The company said it has reached a deal with Viacom Inc. on fees, avoiding a blackout of 19 cable channels including MTV, Nickelodeon and Comedy Central.

The two sides, citing disagreement over fee hikes, had threatened a damaging blackout at midnight.

Shortly after the sides agreed to extend a midnight deadline by an hour, Time Warner Cable spokesman Alex Dudley said they agreed on a new contract.

Details of the deal were not immediately available.

Time Warner, which provides cable, phone and Internet services, has about 1.9 million customers in the Carolinas, including about 400,000 in the Charlotte region.

The impasse would have meant Viacom's channels would be cut off to 13 million subscribers, said Alex Dudley, a Time Warner Cable vice president. The nation's second-largest cable operator primarily serves people in the Carolinas, New York, Ohio, Southern California and Texas.

Time Warner chief executive Glenn Britt had earlier called Viacom's demand for a 12 percent increase in fees – an extra $39 million on top of the estimated $300 million it pays Viacom annually – extortion and outrageous given the recession.

“We can't abide their attempt to make up their lost revenue on the backs of Time Warner Cable customers,” Britt said in a statement.

Viacom countered that the requested increase amounted to an extra $2.76 annually per subscriber.

The company said that Americans spend a fifth of their TV time watching Viacom shows but its fees make up less than 2.5 percent of the Time Warner cable bill.

“We make this request because Time Warner Cable has so greatly undervalued our channels for so long,” Viacom said. “Ultimately, however, if Nickelodeon, Comedy Central, MTV and the rest of our programming is discontinued – over less than a penny per day – we believe viewers will see this behavior by their cable company as outrageous.”

Interviewed Wednesday, local viewers had mixed emotions to the fight. Some people wanted their MTV and other shows, while others didn't want to think about another cable bill hike.

Huntersville resident Pamela Young said it would be horrible if her cable bill rose because of the dispute. “They're always going up,” she said. “It encourages people to look at Dish (Network) type stuff.”

Lisa Fan, 14, and Angel Ly, 16, both of Charlotte, said they'd be sad if shows they watch disappear, but their parents would likely pay the higher rates.

No more Nickelodeon programs would have a big impact on Charlotte resident Tom Watts' family. He said his kids watch shows there all the time.

His daughter, Peyton, 8, said if she couldn't watch “iCarly” on Nickelodeon, she would “most definitely be upset.” Her friend, Ramsay Stroup, also 8 of Charlotte, nodded in agreement.

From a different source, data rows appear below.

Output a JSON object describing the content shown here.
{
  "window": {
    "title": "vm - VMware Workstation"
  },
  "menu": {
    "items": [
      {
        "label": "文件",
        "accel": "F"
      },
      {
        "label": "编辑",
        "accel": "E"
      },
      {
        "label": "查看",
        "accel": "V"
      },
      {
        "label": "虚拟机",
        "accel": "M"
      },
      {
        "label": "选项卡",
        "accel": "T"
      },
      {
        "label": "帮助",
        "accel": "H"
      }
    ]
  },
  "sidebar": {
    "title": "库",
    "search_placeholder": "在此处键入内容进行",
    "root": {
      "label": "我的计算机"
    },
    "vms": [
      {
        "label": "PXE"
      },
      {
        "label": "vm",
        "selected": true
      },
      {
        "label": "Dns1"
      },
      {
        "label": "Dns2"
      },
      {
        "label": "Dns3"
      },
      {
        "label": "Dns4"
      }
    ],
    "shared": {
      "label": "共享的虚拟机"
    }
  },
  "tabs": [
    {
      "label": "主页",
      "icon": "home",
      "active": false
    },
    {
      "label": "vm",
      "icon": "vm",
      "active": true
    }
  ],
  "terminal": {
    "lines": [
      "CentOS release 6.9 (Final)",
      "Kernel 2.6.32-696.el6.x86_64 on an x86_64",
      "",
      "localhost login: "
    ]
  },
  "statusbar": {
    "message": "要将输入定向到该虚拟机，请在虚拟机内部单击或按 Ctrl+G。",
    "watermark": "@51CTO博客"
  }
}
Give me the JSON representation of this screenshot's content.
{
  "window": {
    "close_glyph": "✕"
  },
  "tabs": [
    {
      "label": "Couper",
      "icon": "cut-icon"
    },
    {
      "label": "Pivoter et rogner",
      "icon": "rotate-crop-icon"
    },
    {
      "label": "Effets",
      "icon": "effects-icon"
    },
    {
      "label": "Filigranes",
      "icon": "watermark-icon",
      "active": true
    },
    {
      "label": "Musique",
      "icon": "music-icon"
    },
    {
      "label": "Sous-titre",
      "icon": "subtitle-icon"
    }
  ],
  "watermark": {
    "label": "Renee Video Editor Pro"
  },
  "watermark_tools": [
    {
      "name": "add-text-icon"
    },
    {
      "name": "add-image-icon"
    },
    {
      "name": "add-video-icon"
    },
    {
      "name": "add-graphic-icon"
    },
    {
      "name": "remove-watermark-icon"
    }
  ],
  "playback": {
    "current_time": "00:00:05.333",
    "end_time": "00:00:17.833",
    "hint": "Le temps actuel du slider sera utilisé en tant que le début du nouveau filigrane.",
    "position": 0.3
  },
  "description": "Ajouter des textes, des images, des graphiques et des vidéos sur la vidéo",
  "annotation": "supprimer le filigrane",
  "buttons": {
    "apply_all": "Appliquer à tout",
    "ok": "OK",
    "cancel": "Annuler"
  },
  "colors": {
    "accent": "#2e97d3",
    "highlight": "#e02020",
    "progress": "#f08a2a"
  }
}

Without those shows, Ramsay said, “We'd have to watch the news. Boo-hoo.”

On Wednesday, Viacom ran crawls at the bottom of its shows urging people 18 or older to call Time Warner.

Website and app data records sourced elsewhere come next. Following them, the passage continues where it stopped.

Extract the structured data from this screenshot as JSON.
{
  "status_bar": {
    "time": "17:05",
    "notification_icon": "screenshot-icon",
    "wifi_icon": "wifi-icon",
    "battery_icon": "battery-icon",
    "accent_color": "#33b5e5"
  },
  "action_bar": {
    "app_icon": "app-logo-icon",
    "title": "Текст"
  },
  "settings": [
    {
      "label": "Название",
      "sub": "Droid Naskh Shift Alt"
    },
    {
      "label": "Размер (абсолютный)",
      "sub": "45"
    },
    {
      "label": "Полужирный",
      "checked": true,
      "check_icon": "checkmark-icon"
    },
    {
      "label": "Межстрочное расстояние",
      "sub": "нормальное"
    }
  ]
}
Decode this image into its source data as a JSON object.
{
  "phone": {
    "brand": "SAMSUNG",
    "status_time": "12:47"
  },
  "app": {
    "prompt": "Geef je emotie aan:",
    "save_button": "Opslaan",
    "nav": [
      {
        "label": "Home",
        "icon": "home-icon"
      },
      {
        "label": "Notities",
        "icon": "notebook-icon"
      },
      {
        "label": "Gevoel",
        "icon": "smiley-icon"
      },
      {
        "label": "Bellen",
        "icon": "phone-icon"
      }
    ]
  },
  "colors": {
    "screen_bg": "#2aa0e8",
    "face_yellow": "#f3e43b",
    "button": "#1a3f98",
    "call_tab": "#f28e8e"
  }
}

For instance, during a SpongeBob episode where SpongeBob and best buddy Patrick were chasing jellyfish, the crawl said, “Alert! Alert! Alert … Starting tonight you will lose Nickelodeon and 18 other channels from your TV … You can stop this!”

Today's Charlotte Observer has a full-page color ad of Nickelodeon character SpongeBob. The ad read in part, “Why is SpongeBob freaking out?” and prematurely said he had been removed from the air.

Time Warner had received dozens of calls from Charlotte area residents Wednesday, spokeswoman Melissa Buscher said.

Part of the disagreement was that most of the popular shows are rerun on Web sites where Viacom collects advertising revenue that it does not share with Time Warner, Dudley said.

“We don't think that's fair,” he said. “They're trying to have their cake and eat it too online, where anybody can get it for free.”

Viacom has staked much of its revenue-growth prospects on its ability to extract higher rates out of its cable and satellite affiliates despite an ad slowdown and weak ratings.